was 100 in all scenarios. We simulated data under additive genomic heritabilities \( \left({h}^2=\frac{\sigma_{g1}^2+{\sigma}_{g2}^2}{\sigma_{g1}^2+{\sigma}_{g2}^2+{\sigma}_e^2}\right) \) of 0.1, 0.2, or 0.3, to analyse scenarios with low to intermediate heritabilities, reflecting those observed in the real data. To analyse scenarios with non-uniform SNP effects, the proportion of additive genomic variance explained by the causal SNPs in *C*
_{1}
\( \left({h}_f^2=\frac{\sigma_{g1}^2}{\sigma_{g1}^2+{\sigma}_{g2}^2}\right) \) was varied across scenarios: 0.1, 0.2, 0.3, or 0.5. These parameters were investigated for three population sizes (N_{obs}): 1000 (1 K), 2000 (2 K), and 3000 (3 K). These variations resulted in a total of 72 individual simulated data sets [3 (N_{obs}) × 3 (h^{2}) × 4(h
^{2}_{f}
) × 2 (causal model)], which were each replicated 50 times. Table 2 presents an overview of the factors included in the simulation. The simulated data were analysed using the above-described linear mixed models, permutation, and cross validation procedures.

### Ethics

The present study was not subject to ethical approval since it was based on pre-existing data belonging to the Danish Agriculture and Food Council, Pig Research Centre, and did not require the application of additional experimental procedures.
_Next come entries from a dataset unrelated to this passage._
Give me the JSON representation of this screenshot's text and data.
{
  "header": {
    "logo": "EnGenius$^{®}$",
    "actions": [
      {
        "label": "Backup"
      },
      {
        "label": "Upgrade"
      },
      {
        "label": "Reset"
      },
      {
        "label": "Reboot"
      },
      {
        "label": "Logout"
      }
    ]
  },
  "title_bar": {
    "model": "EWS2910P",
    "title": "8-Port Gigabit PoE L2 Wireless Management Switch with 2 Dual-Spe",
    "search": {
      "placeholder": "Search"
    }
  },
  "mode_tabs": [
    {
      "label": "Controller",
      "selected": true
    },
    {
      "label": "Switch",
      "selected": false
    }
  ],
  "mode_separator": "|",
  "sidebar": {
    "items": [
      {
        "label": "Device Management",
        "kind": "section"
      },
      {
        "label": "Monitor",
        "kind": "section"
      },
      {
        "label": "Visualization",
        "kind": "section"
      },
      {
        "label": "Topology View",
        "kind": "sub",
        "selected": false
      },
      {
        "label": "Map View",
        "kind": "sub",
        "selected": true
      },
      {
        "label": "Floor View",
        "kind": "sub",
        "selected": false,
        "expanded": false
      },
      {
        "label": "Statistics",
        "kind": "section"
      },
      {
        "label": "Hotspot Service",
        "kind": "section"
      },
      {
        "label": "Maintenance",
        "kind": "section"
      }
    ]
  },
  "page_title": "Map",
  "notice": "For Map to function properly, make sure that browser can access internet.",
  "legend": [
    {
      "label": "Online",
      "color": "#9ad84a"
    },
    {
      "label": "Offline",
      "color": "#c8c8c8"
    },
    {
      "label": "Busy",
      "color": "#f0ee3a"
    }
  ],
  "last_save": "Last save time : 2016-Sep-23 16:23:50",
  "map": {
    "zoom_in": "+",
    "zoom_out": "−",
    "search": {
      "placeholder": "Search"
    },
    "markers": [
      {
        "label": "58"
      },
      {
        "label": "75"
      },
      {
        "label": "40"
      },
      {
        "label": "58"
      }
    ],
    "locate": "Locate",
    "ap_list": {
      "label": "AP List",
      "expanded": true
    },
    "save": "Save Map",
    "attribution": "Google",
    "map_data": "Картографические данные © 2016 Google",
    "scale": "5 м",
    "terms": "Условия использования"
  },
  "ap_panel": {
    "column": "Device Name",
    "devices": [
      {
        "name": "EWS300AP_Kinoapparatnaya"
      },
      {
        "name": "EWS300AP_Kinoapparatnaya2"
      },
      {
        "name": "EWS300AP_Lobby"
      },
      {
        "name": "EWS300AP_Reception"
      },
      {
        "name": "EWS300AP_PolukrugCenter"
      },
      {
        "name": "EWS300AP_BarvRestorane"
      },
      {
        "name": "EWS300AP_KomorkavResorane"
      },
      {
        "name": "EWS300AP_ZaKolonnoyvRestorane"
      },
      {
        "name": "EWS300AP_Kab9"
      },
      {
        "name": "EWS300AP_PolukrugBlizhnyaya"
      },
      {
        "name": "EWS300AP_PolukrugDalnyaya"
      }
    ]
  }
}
The simulated data is available upon request.

### Availability of data and materials

The genotypic and phenotypic data on the Danish Duroc population used in this study is private property of the Danish pig breeders and the authors are not at liberty to disclose them in the public domain. However, the simulated data are available upon request.